EXERCISE
Filter the entries below, keeping every line that has the word "data".

SOURCE MATERIAL
>>>>>

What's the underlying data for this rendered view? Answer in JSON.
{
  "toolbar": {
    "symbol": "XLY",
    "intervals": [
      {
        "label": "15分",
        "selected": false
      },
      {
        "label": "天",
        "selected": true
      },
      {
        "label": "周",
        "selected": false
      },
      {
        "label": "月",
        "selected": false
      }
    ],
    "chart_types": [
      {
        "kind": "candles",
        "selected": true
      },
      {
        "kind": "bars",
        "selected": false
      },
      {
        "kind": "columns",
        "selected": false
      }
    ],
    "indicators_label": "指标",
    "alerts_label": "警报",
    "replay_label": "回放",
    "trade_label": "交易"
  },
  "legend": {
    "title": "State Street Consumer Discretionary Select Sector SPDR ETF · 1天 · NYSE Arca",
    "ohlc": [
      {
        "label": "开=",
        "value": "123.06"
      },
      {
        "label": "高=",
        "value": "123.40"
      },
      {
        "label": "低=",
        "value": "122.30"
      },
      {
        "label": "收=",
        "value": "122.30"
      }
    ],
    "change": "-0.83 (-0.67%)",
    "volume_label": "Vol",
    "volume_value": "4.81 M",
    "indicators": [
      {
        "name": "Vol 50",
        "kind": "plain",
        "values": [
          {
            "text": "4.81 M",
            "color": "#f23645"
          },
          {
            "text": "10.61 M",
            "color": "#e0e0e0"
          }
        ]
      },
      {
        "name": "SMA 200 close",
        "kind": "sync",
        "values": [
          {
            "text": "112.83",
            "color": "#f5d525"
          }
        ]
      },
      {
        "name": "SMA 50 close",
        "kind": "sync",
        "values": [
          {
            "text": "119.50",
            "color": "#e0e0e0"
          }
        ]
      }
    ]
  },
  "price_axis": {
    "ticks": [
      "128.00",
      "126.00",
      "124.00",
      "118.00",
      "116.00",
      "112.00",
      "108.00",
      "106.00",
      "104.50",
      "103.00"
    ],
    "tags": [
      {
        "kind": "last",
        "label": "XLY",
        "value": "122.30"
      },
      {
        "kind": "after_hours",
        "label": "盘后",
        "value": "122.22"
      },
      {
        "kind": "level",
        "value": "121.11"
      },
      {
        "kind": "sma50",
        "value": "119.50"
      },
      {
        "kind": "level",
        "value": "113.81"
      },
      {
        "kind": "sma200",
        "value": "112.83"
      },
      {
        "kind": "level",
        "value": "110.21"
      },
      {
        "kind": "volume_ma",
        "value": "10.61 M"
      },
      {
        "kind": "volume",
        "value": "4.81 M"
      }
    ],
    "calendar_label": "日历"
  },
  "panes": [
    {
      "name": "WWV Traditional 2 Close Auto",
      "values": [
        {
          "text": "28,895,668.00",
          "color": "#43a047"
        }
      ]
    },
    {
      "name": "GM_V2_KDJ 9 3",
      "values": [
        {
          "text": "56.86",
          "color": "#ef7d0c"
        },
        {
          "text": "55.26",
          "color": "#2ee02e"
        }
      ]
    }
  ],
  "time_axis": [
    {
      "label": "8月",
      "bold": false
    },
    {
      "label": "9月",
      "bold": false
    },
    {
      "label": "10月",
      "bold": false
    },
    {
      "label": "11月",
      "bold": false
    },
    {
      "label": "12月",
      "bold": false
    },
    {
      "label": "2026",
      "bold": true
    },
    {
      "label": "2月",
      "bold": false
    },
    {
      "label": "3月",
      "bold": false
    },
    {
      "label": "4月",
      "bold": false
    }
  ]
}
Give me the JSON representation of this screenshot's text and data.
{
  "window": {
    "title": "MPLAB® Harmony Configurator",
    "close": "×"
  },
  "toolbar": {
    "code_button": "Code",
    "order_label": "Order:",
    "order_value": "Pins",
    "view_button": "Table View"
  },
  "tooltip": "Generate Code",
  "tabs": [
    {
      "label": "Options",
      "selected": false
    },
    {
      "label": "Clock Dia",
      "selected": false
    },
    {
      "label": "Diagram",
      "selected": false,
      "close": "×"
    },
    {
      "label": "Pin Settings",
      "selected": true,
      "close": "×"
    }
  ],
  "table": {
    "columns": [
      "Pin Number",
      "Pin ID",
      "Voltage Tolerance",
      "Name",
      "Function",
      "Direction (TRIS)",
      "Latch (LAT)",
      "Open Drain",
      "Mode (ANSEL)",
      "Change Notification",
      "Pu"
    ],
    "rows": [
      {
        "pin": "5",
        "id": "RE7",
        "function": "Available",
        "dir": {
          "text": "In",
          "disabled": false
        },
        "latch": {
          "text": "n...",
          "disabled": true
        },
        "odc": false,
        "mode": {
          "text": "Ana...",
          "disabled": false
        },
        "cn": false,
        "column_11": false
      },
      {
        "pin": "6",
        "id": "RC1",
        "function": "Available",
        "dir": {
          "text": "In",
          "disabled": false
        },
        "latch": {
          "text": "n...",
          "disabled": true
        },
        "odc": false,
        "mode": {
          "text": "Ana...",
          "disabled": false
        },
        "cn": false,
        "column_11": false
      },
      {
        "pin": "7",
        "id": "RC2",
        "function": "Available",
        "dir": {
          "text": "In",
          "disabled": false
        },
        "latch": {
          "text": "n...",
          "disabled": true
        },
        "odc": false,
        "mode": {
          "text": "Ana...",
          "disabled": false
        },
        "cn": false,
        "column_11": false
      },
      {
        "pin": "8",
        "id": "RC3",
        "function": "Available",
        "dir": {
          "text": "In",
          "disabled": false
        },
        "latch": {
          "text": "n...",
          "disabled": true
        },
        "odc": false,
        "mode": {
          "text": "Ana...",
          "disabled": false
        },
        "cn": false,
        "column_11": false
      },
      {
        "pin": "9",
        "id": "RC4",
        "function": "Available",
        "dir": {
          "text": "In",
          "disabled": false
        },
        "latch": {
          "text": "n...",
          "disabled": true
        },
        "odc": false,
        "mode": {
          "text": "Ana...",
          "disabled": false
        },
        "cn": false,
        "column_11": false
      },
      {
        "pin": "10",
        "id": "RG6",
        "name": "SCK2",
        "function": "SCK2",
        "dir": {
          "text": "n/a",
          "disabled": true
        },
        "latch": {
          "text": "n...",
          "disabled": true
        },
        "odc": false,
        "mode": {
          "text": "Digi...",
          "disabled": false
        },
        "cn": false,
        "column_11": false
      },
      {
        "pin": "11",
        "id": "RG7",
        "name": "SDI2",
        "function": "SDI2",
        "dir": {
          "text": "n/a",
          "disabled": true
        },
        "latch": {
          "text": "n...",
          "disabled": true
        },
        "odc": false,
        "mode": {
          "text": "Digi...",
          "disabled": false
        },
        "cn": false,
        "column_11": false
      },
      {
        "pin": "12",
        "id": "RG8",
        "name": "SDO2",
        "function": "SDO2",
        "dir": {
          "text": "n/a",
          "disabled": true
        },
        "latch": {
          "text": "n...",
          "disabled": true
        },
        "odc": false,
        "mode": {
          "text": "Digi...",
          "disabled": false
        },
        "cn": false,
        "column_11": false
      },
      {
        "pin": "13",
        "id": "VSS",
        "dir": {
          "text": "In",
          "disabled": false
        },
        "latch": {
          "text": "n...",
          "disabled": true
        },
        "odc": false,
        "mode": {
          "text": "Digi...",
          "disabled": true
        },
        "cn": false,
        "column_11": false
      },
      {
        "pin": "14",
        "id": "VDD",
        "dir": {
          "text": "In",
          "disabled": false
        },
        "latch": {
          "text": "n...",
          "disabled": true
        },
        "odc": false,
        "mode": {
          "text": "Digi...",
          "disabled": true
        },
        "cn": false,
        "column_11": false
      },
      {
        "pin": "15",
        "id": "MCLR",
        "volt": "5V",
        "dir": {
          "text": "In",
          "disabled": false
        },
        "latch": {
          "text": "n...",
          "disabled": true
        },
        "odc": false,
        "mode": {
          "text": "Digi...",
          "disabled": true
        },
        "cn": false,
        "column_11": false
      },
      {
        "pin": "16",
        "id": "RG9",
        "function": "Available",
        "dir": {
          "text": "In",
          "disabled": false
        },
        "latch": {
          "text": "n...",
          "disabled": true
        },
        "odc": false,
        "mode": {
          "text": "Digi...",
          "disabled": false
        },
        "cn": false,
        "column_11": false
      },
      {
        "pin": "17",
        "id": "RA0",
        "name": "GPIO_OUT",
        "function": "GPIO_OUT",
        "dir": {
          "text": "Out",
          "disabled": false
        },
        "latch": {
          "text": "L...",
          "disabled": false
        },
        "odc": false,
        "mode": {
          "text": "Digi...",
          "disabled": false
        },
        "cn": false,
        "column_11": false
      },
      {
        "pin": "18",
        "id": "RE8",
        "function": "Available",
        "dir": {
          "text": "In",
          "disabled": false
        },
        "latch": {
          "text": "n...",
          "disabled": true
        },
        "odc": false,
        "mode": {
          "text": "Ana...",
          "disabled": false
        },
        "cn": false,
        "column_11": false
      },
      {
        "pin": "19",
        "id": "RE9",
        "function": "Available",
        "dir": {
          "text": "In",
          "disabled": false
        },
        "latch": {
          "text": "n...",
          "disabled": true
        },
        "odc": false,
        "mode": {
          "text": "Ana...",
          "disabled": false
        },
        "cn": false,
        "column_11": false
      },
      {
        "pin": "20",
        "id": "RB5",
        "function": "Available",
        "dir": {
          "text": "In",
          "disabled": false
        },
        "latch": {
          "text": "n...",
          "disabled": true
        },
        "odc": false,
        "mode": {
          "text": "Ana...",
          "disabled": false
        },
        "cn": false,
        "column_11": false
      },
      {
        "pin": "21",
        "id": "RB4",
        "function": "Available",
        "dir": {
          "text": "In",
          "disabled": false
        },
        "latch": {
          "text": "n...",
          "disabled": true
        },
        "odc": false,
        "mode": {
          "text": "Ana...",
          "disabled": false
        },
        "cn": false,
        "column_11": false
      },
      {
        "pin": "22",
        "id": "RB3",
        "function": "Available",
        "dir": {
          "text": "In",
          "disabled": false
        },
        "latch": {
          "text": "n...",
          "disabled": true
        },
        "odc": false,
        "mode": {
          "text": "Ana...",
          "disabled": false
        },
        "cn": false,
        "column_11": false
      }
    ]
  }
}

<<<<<

RESPONSE TO THE EXERCISE
What's the underlying data for this rendered view? Answer in JSON.
Give me the JSON representation of this screenshot's text and data.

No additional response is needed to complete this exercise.